(Data records for software interfaces)

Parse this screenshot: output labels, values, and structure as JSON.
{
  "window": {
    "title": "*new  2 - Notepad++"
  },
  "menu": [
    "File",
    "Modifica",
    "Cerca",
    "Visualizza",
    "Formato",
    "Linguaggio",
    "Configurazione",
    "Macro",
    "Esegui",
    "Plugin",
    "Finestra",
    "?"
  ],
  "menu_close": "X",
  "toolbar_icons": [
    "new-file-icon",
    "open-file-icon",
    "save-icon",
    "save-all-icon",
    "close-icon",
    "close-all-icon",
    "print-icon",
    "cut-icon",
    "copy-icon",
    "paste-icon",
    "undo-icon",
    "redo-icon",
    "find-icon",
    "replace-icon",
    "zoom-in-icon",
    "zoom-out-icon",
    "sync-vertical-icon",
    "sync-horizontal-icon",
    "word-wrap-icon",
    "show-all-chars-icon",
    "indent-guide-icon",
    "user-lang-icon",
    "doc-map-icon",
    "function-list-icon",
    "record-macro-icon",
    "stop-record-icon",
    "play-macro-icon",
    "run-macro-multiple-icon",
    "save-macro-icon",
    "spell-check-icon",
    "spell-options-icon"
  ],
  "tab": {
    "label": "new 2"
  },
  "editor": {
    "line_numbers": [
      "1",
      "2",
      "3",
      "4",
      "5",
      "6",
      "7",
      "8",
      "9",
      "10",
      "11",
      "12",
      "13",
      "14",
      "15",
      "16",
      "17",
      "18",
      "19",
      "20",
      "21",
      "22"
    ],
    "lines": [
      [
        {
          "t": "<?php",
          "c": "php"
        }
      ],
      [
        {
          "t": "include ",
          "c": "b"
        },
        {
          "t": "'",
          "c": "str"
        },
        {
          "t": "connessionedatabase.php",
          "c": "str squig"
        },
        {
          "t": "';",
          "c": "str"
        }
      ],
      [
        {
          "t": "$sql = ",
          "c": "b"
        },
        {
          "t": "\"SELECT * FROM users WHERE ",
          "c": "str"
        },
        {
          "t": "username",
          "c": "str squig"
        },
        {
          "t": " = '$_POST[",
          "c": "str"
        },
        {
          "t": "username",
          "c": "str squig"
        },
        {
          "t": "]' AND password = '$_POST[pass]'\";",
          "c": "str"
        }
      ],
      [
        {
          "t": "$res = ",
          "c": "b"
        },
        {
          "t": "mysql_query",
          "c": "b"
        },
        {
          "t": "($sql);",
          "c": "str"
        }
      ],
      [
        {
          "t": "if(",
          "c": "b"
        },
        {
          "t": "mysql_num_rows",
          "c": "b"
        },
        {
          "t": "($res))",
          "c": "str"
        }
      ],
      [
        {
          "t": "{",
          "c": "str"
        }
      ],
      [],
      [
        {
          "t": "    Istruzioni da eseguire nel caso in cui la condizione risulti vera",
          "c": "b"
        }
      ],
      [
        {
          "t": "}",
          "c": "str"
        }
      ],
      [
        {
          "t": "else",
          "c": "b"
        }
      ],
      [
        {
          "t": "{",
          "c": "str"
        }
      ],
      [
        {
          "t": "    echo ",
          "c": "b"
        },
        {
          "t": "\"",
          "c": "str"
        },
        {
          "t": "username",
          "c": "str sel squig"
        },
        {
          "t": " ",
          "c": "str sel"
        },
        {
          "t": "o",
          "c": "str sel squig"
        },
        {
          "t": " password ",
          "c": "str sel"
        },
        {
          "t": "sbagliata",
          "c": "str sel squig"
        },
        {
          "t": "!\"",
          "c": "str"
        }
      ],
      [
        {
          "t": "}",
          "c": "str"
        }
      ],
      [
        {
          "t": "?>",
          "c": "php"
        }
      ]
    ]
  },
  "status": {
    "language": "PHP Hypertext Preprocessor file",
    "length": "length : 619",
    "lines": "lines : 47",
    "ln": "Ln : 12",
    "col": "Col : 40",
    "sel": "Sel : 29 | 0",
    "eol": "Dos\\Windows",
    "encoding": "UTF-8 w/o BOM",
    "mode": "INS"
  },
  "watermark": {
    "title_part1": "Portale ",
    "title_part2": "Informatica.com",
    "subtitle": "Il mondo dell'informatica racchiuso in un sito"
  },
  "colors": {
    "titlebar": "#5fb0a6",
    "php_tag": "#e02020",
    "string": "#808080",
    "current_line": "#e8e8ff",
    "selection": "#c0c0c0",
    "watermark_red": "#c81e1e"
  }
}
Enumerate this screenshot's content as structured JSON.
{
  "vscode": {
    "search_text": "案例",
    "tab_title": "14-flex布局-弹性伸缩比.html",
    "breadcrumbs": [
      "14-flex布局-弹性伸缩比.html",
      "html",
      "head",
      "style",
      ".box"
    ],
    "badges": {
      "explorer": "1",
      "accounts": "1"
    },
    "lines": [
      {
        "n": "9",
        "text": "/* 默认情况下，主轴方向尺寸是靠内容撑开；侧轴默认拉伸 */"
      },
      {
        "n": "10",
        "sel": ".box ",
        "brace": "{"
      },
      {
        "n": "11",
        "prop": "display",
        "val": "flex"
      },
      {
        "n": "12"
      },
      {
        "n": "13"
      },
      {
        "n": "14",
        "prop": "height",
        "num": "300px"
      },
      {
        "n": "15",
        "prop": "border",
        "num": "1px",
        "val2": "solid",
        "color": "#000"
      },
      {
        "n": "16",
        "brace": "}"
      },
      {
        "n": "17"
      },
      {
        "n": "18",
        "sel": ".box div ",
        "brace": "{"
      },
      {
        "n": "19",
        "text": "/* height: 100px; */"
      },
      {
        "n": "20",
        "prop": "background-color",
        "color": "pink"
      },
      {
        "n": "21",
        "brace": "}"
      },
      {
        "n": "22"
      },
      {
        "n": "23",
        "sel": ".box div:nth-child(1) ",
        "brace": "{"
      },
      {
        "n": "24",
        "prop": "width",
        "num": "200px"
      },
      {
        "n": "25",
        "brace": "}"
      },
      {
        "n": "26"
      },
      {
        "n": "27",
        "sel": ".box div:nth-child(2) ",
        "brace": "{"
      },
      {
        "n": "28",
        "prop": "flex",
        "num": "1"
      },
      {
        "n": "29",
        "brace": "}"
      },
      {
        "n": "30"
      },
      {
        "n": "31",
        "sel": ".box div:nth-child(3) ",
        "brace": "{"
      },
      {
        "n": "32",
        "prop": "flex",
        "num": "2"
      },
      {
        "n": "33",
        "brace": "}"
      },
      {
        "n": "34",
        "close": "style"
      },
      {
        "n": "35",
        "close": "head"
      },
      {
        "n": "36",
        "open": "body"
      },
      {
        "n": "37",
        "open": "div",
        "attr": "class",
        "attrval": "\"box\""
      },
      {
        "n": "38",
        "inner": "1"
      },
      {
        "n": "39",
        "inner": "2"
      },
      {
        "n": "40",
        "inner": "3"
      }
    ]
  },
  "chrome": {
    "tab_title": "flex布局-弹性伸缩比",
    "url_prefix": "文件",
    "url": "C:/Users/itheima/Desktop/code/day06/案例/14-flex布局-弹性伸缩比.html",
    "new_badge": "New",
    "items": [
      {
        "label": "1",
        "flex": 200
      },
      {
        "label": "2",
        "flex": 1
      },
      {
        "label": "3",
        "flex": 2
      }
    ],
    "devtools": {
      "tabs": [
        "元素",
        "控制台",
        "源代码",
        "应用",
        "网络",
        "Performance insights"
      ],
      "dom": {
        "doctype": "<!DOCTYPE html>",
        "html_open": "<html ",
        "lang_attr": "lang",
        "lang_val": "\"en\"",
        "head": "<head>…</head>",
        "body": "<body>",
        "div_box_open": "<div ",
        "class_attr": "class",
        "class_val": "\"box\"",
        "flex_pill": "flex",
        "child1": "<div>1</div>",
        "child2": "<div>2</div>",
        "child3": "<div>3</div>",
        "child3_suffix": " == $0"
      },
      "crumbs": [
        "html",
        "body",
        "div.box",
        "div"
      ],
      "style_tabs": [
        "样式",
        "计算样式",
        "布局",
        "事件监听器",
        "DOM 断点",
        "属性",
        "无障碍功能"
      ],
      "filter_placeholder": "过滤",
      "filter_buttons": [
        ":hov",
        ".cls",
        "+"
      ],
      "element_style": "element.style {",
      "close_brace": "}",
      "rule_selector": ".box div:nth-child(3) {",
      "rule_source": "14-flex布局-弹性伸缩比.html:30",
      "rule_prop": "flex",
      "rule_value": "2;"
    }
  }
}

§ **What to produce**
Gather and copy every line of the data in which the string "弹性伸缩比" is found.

§ **Solved problem**
    "tab_title": "14-flex布局-弹性伸缩比.html",
      "14-flex布局-弹性伸缩比.html",
    "tab_title": "flex布局-弹性伸缩比",
    "url": "C:/Users/itheima/Desktop/code/day06/案例/14-flex布局-弹性伸缩比.html",
      "rule_source": "14-flex布局-弹性伸缩比.html:30",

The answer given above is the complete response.